[Interface dataset entries]
* * * * * * *
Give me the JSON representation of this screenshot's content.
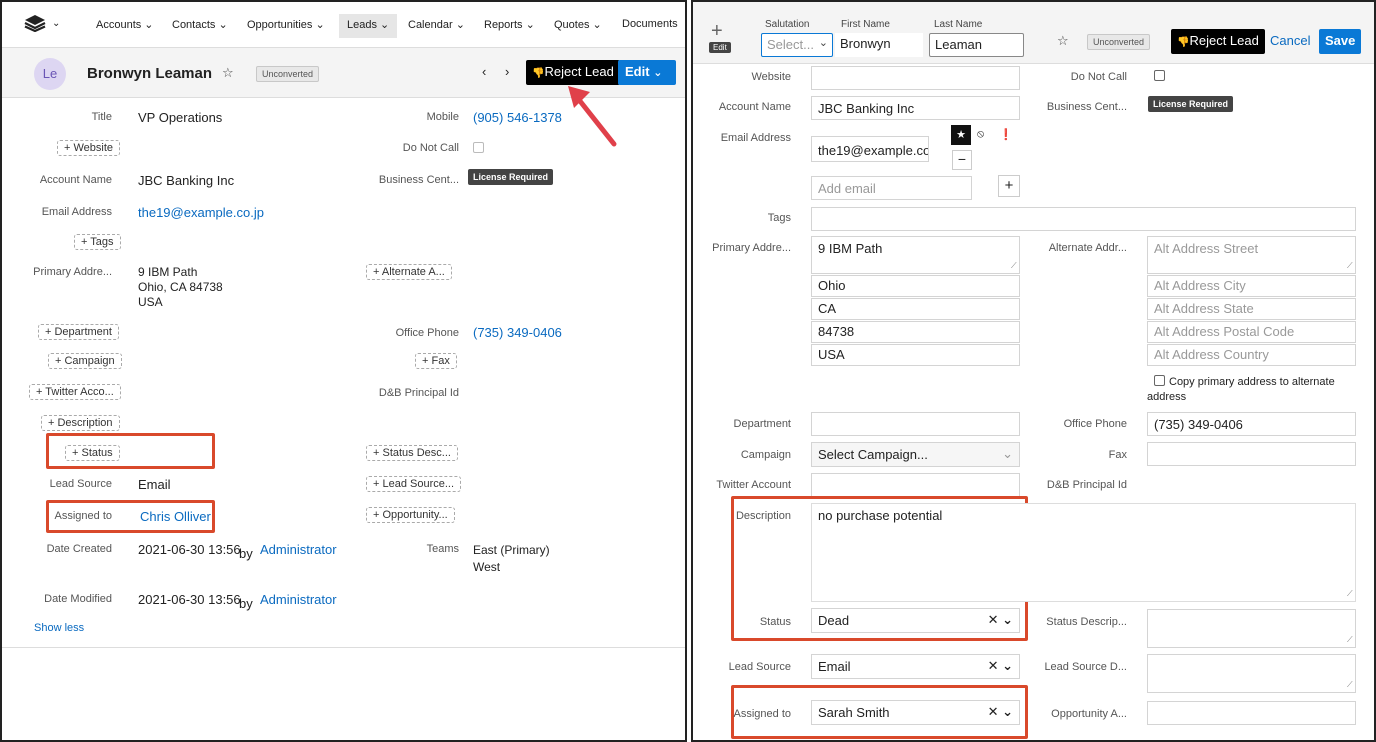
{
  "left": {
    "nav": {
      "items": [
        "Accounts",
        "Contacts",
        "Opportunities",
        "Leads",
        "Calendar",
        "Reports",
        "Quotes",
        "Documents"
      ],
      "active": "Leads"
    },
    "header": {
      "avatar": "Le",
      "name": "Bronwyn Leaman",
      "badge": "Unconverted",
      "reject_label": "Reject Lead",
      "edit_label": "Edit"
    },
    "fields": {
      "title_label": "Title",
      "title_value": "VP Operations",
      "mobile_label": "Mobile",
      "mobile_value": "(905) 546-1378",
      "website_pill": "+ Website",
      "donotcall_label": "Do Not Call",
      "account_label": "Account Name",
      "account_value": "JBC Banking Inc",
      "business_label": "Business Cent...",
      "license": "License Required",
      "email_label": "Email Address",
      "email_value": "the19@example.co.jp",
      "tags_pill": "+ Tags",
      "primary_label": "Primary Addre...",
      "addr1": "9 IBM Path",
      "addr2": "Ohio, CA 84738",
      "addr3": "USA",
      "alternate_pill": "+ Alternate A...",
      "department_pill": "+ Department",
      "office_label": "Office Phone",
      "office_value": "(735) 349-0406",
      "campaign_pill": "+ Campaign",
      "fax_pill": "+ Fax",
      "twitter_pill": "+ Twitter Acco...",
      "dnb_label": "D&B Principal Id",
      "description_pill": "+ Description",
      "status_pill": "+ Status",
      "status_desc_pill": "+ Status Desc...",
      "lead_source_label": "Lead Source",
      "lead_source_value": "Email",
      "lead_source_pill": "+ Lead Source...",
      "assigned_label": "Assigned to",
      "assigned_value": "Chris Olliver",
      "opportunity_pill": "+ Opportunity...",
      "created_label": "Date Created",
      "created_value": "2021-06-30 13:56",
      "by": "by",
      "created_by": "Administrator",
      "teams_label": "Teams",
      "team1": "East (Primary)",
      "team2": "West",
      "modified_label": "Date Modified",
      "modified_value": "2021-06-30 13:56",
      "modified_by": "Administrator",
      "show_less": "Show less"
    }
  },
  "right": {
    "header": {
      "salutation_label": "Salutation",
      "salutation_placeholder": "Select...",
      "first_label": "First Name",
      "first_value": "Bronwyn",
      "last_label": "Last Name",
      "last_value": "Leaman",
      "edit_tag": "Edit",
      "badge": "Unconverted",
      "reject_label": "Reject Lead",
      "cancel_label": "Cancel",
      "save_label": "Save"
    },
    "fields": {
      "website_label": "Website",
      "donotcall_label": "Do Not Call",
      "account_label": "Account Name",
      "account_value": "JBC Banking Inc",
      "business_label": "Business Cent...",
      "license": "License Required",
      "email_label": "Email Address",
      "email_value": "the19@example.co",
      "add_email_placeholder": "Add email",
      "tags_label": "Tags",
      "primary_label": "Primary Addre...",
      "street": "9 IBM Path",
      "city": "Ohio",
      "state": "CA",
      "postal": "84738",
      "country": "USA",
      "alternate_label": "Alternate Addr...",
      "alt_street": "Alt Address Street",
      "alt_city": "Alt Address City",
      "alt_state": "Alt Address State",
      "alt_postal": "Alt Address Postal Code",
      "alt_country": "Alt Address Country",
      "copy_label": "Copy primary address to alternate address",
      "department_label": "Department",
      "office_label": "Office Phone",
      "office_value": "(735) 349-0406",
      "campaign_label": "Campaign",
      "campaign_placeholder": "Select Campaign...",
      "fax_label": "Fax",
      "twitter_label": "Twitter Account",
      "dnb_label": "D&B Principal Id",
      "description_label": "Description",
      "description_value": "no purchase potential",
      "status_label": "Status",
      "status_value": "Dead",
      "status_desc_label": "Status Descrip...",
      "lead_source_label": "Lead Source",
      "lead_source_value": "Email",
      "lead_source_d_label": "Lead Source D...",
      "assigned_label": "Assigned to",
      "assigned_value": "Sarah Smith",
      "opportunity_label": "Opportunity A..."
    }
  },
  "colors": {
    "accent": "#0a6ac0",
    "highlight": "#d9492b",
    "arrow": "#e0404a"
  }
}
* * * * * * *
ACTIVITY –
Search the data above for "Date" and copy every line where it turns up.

COMPLETED TASK –
      "created_label": "Date Created",
      "modified_label": "Date Modified",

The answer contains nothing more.